- Buyers Guide
David Vye, MWJ Editor
More Fun with MM-Wave Body Imaging
Thanks to the “don’t touch my junk” traveler, most of the public is now aware of the controversy over the body imaging technology being employed at various airports (65 as of October 2010). Two types of body imaging technologies are actually employed. The first one known as Backscatter X-ray is an advanced imaging technology that detects the radiation that reflected from the target. . Traditional X-ray machines detect hard and soft materials by the variation in transmission through the target. A competing technology is millimeter wave scanner which produces a 3D image whereas the backscatter x-ray 2D image. The airport security machines are also referred to as "body scanner", "whole body imager (WBI)", and "security scanner".
Its oddly humorous to see microwave technology back in the mainstream news (I considered the Apple iPhone antenna design flop to be a microwave story). In August of 2006 - Endwave announced an agreement to manufacture a complete RF system for a portal scanner used in a variety of security applications. The company would fully integrate and test the active RF subsystems which form the vertical electronic scanning array (or RF mast). Once assembled into the mechanical housing, each RF mast rotates 180 degrees around a person standing in the portal, providing a full 360 degree scan of the body within a matter of seconds.

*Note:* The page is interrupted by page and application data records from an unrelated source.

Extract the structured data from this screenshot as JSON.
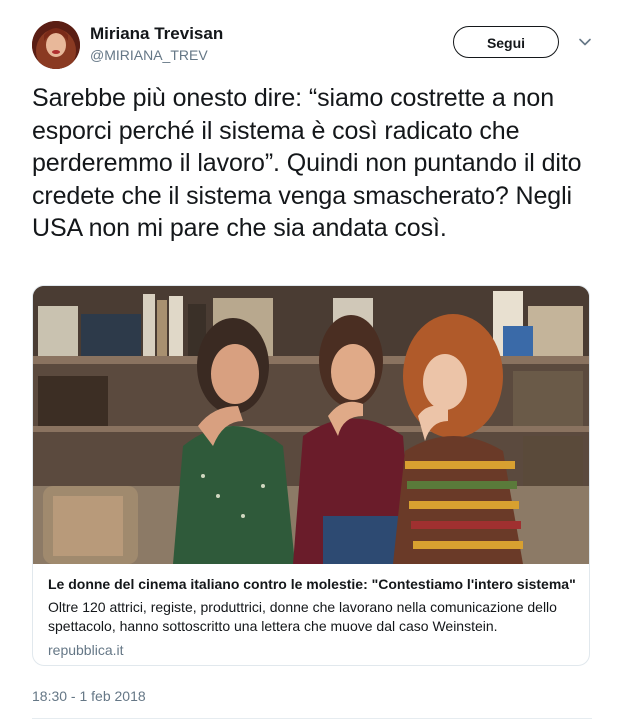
{
  "user": {
    "name": "Miriana Trevisan",
    "handle": "@MIRIANA_TREV",
    "follow_label": "Segui"
  },
  "tweet": {
    "text": "Sarebbe più onesto dire: “siamo costrette a non esporci perché il sistema è così radicato che perderemmo il lavoro”. Quindi non puntando il dito credete che il sistema venga smascherato? Negli USA non mi pare che sia andata così.",
    "timestamp": "18:30 - 1 feb 2018"
  },
  "card": {
    "title": "Le donne del cinema italiano contro le molestie: \"Contestiamo l'intero sistema\"",
    "description": "Oltre 120 attrici, registe, produttrici, donne che lavorano nella comunicazione dello spettacolo, hanno sottoscritto una lettera che muove dal caso Weinstein.",
    "domain": "repubblica.it"
  },
  "icons": {
    "more": "chevron-down-icon"
  },
  "colors": {
    "text": "#14171a",
    "secondary": "#657786",
    "border": "#e1e8ed"
  }
}
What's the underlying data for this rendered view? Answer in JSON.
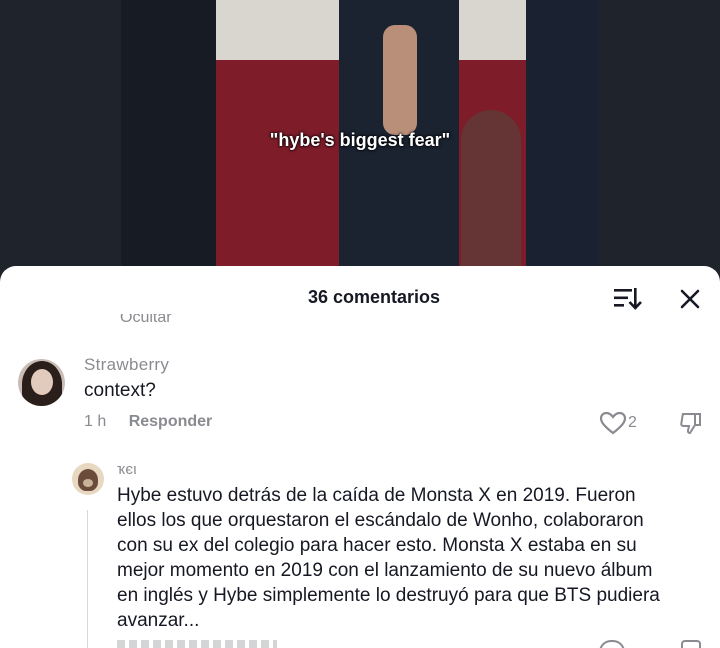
{
  "video": {
    "caption": "\"hybe's biggest fear\""
  },
  "comments_panel": {
    "title": "36 comentarios",
    "hidden_fragment": "Ocultar",
    "icons": {
      "sort": "sort-descending-icon",
      "close": "close-icon"
    }
  },
  "comments": [
    {
      "username": "Strawberry",
      "text": "context?",
      "time": "1 h",
      "reply_label": "Responder",
      "likes": "2"
    },
    {
      "username": "ҡєι",
      "text_lines": [
        "Hybe estuvo detrás de la caída de Monsta X en 2019. Fueron",
        "ellos los que orquestaron el escándalo de Wonho, colaboraron",
        "con su ex del colegio para hacer esto. Monsta X estaba en su",
        "mejor momento en 2019 con el lanzamiento de su nuevo álbum",
        "en inglés y Hybe simplemente lo destruyó para que BTS pudiera",
        "avanzar..."
      ]
    }
  ],
  "colors": {
    "text": "#161823",
    "muted": "#8a8b91",
    "sheet_bg": "#ffffff",
    "page_bg": "#1e222b"
  }
}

These masts would incorporate a full suite of Endwave switch arrays and transceivers, along with the associated cabling and surrounding framework that holds the scanning antennas onto each side of the portal.
In August of 2008, the Microwave Journal discussed this technology with an Endwave executive in our Executive Interview series:
MWJ: One interesting millimeter-wave application is “whole body imaging” that is being developed by L3 Communications for security and detection systems useed in places such as airports and government facilities. What’s Endwave’s contribution to this system and will they eventually replace metal detectors?
MH: I think our relationship with SafeView (part of L-3 since they were acquired in 2006) is one that deserves some special attention. We initially began our relationship with this private Santa Clara start-up by designing the Tx/Rx modules that went into their first generation scanner. This was straightforward for us, given our leadership in telecom transceivers and the similar technology and manufacturing processes used in our core business. Soon after, we were awarded the switch modules that allow the transmit signal to quickly switch between antenna elements and scan the body from floor to ceiling. Still later, SafeView awarded us the entire RF “mast” – or chassis, of which there are two inside any ProVision™ portal. These 7-foot tall chassis include all of our electronics, plus all the associated cabling, connectors, and metalwork. We integrate all that, run final test, and deliver these large masts to L-3 SafeView where they do the final integration into the portal and ship it out the door. So you can see we are far more than your everyday module supplier.
In April of this year, the Transportation Security Administration Chief, Kip Hawley, publicly announced that the TSA was going to ramp up purchases of millimeter-wave checkpoint security equipment. Specifically, the L-3 SafeView ProVision™ portals were singled out for deployment in many US airports. During Q2 of this year, the TSA began deploying 38 ProVision™ scanners in LA, Baltimore, Denver, Albuquerque, Dallas, Detroit, Las Vegan, Miami, and New York’s JFK airport. Even more encouraging were comments from other TSA officials stating that the scanners could eventually replace metal detectors at the nation's 2,000 airport checkpoints and the pat-downs done on passengers who need extra screening. In addition to these airport checkpoint deployments, L-3 has publicly stated that scanners are already used in many different locations, including a few courthouses, jails and US embassies, as well as overseas border crossings, military checkpoints, government buildings and some foreign airports such as Amsterdam's Schiphol. So, it will be difficult for anyone reading this article to NOT see these millimeter-wave portals if they do airline travel. That should be exciting to our entire industry, as it’s sort of like “millimeter-waves going mainstream”.
MWJ: That is very interesting and I look forward to seeing this technology showing up in airports, especially if it means getting through security faster.
So despite the benefits, the public and TSA official need to resolve the objections people have to machines that can look through clothes.